◆ **TRY IT**
Give back all of the records, exactly and completely.

[Data records for software interfaces]
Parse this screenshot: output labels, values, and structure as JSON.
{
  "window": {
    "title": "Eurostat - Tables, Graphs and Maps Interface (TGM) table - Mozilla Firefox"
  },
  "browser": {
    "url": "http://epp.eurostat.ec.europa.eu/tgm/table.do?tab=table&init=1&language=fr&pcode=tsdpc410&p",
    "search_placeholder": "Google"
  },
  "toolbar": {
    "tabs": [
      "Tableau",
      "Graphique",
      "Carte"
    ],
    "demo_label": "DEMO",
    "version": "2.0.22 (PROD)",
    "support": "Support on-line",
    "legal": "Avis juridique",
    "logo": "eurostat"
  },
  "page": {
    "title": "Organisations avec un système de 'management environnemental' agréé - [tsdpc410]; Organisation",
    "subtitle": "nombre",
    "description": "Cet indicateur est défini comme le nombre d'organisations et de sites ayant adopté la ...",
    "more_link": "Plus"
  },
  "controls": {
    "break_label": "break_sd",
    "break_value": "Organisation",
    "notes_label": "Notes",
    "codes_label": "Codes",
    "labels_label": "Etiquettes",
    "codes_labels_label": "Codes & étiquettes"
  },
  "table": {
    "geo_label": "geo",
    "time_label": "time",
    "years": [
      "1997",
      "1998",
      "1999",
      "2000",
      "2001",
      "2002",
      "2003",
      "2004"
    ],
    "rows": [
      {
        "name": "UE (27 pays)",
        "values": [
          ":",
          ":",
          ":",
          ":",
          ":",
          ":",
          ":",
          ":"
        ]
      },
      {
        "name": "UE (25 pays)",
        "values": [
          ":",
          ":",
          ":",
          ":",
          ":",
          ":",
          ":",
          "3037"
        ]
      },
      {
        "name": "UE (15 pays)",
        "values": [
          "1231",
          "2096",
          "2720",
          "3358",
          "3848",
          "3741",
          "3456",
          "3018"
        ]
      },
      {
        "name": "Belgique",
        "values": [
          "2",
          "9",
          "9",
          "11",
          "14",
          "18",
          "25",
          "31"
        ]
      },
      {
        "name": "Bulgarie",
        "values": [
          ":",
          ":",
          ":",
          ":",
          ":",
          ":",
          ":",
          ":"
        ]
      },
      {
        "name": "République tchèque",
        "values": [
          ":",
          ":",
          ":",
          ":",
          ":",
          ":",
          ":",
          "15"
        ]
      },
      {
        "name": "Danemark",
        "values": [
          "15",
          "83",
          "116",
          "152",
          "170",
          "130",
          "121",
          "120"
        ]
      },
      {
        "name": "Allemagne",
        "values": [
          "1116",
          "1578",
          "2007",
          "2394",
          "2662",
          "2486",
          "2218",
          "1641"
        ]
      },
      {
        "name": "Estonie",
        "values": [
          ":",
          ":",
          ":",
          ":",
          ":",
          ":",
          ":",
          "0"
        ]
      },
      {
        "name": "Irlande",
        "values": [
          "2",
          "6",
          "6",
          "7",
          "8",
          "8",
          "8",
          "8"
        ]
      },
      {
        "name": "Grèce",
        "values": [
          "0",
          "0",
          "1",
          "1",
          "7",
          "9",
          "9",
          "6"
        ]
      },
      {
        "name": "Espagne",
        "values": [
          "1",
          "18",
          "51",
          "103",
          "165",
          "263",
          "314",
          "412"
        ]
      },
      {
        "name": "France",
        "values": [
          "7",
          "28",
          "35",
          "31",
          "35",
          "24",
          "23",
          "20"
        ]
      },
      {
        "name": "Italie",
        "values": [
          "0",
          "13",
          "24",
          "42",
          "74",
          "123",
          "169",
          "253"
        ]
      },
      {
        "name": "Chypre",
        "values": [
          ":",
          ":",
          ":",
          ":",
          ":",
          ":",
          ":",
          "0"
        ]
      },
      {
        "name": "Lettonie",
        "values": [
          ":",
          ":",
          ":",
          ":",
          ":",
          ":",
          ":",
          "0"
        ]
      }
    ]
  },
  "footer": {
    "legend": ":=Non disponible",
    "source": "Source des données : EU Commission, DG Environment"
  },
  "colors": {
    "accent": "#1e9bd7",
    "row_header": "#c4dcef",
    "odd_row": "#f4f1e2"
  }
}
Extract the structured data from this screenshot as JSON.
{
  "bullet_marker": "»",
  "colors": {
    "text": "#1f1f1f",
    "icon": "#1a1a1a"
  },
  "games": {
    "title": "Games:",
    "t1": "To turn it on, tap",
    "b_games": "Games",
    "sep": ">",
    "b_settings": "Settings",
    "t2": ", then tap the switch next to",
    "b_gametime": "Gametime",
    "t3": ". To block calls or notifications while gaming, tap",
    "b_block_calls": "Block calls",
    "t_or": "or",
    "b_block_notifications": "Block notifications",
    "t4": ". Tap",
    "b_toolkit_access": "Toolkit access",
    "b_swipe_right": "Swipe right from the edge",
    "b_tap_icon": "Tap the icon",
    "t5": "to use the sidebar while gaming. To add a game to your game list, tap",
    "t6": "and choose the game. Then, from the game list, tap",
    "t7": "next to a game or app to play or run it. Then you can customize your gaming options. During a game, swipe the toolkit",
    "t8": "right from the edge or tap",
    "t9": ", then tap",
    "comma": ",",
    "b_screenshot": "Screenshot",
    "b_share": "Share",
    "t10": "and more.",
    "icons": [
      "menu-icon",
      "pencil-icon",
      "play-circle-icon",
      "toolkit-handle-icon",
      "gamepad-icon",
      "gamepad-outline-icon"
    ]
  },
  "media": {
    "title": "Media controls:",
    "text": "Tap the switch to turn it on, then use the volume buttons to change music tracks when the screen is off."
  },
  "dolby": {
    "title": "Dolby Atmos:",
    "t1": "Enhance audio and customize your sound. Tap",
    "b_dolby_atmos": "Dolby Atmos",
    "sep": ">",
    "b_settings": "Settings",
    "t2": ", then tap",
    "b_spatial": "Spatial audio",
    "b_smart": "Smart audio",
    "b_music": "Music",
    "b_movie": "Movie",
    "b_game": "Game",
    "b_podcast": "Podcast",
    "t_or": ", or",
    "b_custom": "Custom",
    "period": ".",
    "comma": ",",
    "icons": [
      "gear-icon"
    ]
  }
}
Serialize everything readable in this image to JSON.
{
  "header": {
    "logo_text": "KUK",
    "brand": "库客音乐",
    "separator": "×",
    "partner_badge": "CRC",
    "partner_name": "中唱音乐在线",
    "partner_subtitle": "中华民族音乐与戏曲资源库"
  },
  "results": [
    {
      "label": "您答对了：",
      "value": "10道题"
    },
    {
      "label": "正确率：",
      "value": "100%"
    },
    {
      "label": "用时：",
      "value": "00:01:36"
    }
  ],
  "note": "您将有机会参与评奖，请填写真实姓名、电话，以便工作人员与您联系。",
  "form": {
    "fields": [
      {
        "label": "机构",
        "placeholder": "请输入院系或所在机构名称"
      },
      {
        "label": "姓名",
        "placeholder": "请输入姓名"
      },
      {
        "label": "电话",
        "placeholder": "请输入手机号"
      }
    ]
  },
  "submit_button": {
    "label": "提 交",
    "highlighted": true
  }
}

◆ **OUTPUT BELOW**
Parse this screenshot: output labels, values, and structure as JSON.
{
  "window": {
    "title": "Eurostat - Tables, Graphs and Maps Interface (TGM) table - Mozilla Firefox"
  },
  "browser": {
    "url": "http://epp.eurostat.ec.europa.eu/tgm/table.do?tab=table&init=1&language=fr&pcode=tsdpc410&p",
    "search_placeholder": "Google"
  },
  "toolbar": {
    "tabs": [
      "Tableau",
      "Graphique",
      "Carte"
    ],
    "demo_label": "DEMO",
    "version": "2.0.22 (PROD)",
    "support": "Support on-line",
    "legal": "Avis juridique",
    "logo": "eurostat"
  },
  "page": {
    "title": "Organisations avec un système de 'management environnemental' agréé - [tsdpc410]; Organisation",
    "subtitle": "nombre",
    "description": "Cet indicateur est défini comme le nombre d'organisations et de sites ayant adopté la ...",
    "more_link": "Plus"
  },
  "controls": {
    "break_label": "break_sd",
    "break_value": "Organisation",
    "notes_label": "Notes",
    "codes_label": "Codes",
    "labels_label": "Etiquettes",
    "codes_labels_label": "Codes & étiquettes"
  },
  "table": {
    "geo_label": "geo",
    "time_label": "time",
    "years": [
      "1997",
      "1998",
      "1999",
      "2000",
      "2001",
      "2002",
      "2003",
      "2004"
    ],
    "rows": [
      {
        "name": "UE (27 pays)",
        "values": [
          ":",
          ":",
          ":",
          ":",
          ":",
          ":",
          ":",
          ":"
        ]
      },
      {
        "name": "UE (25 pays)",
        "values": [
          ":",
          ":",
          ":",
          ":",
          ":",
          ":",
          ":",
          "3037"
        ]
      },
      {
        "name": "UE (15 pays)",
        "values": [
          "1231",
          "2096",
          "2720",
          "3358",
          "3848",
          "3741",
          "3456",
          "3018"
        ]
      },
      {
        "name": "Belgique",
        "values": [
          "2",
          "9",
          "9",
          "11",
          "14",
          "18",
          "25",
          "31"
        ]
      },
      {
        "name": "Bulgarie",
        "values": [
          ":",
          ":",
          ":",
          ":",
          ":",
          ":",
          ":",
          ":"
        ]
      },
      {
        "name": "République tchèque",
        "values": [
          ":",
          ":",
          ":",
          ":",
          ":",
          ":",
          ":",
          "15"
        ]
      },
      {
        "name": "Danemark",
        "values": [
          "15",
          "83",
          "116",
          "152",
          "170",
          "130",
          "121",
          "120"
        ]
      },
      {
        "name": "Allemagne",
        "values": [
          "1116",
          "1578",
          "2007",
          "2394",
          "2662",
          "2486",
          "2218",
          "1641"
        ]
      },
      {
        "name": "Estonie",
        "values": [
          ":",
          ":",
          ":",
          ":",
          ":",
          ":",
          ":",
          "0"
        ]
      },
      {
        "name": "Irlande",
        "values": [
          "2",
          "6",
          "6",
          "7",
          "8",
          "8",
          "8",
          "8"
        ]
      },
      {
        "name": "Grèce",
        "values": [
          "0",
          "0",
          "1",
          "1",
          "7",
          "9",
          "9",
          "6"
        ]
      },
      {
        "name": "Espagne",
        "values": [
          "1",
          "18",
          "51",
          "103",
          "165",
          "263",
          "314",
          "412"
        ]
      },
      {
        "name": "France",
        "values": [
          "7",
          "28",
          "35",
          "31",
          "35",
          "24",
          "23",
          "20"
        ]
      },
      {
        "name": "Italie",
        "values": [
          "0",
          "13",
          "24",
          "42",
          "74",
          "123",
          "169",
          "253"
        ]
      },
      {
        "name": "Chypre",
        "values": [
          ":",
          ":",
          ":",
          ":",
          ":",
          ":",
          ":",
          "0"
        ]
      },
      {
        "name": "Lettonie",
        "values": [
          ":",
          ":",
          ":",
          ":",
          ":",
          ":",
          ":",
          "0"
        ]
      }
    ]
  },
  "footer": {
    "legend": ":=Non disponible",
    "source": "Source des données : EU Commission, DG Environment"
  },
  "colors": {
    "accent": "#1e9bd7",
    "row_header": "#c4dcef",
    "odd_row": "#f4f1e2"
  }
}
Extract the structured data from this screenshot as JSON.
{
  "bullet_marker": "»",
  "colors": {
    "text": "#1f1f1f",
    "icon": "#1a1a1a"
  },
  "games": {
    "title": "Games:",
    "t1": "To turn it on, tap",
    "b_games": "Games",
    "sep": ">",
    "b_settings": "Settings",
    "t2": ", then tap the switch next to",
    "b_gametime": "Gametime",
    "t3": ". To block calls or notifications while gaming, tap",
    "b_block_calls": "Block calls",
    "t_or": "or",
    "b_block_notifications": "Block notifications",
    "t4": ". Tap",
    "b_toolkit_access": "Toolkit access",
    "b_swipe_right": "Swipe right from the edge",
    "b_tap_icon": "Tap the icon",
    "t5": "to use the sidebar while gaming. To add a game to your game list, tap",
    "t6": "and choose the game. Then, from the game list, tap",
    "t7": "next to a game or app to play or run it. Then you can customize your gaming options. During a game, swipe the toolkit",
    "t8": "right from the edge or tap",
    "t9": ", then tap",
    "comma": ",",
    "b_screenshot": "Screenshot",
    "b_share": "Share",
    "t10": "and more.",
    "icons": [
      "menu-icon",
      "pencil-icon",
      "play-circle-icon",
      "toolkit-handle-icon",
      "gamepad-icon",
      "gamepad-outline-icon"
    ]
  },
  "media": {
    "title": "Media controls:",
    "text": "Tap the switch to turn it on, then use the volume buttons to change music tracks when the screen is off."
  },
  "dolby": {
    "title": "Dolby Atmos:",
    "t1": "Enhance audio and customize your sound. Tap",
    "b_dolby_atmos": "Dolby Atmos",
    "sep": ">",
    "b_settings": "Settings",
    "t2": ", then tap",
    "b_spatial": "Spatial audio",
    "b_smart": "Smart audio",
    "b_music": "Music",
    "b_movie": "Movie",
    "b_game": "Game",
    "b_podcast": "Podcast",
    "t_or": ", or",
    "b_custom": "Custom",
    "period": ".",
    "comma": ",",
    "icons": [
      "gear-icon"
    ]
  }
}
Serialize everything readable in this image to JSON.
{
  "header": {
    "logo_text": "KUK",
    "brand": "库客音乐",
    "separator": "×",
    "partner_badge": "CRC",
    "partner_name": "中唱音乐在线",
    "partner_subtitle": "中华民族音乐与戏曲资源库"
  },
  "results": [
    {
      "label": "您答对了：",
      "value": "10道题"
    },
    {
      "label": "正确率：",
      "value": "100%"
    },
    {
      "label": "用时：",
      "value": "00:01:36"
    }
  ],
  "note": "您将有机会参与评奖，请填写真实姓名、电话，以便工作人员与您联系。",
  "form": {
    "fields": [
      {
        "label": "机构",
        "placeholder": "请输入院系或所在机构名称"
      },
      {
        "label": "姓名",
        "placeholder": "请输入姓名"
      },
      {
        "label": "电话",
        "placeholder": "请输入手机号"
      }
    ]
  },
  "submit_button": {
    "label": "提 交",
    "highlighted": true
  }
}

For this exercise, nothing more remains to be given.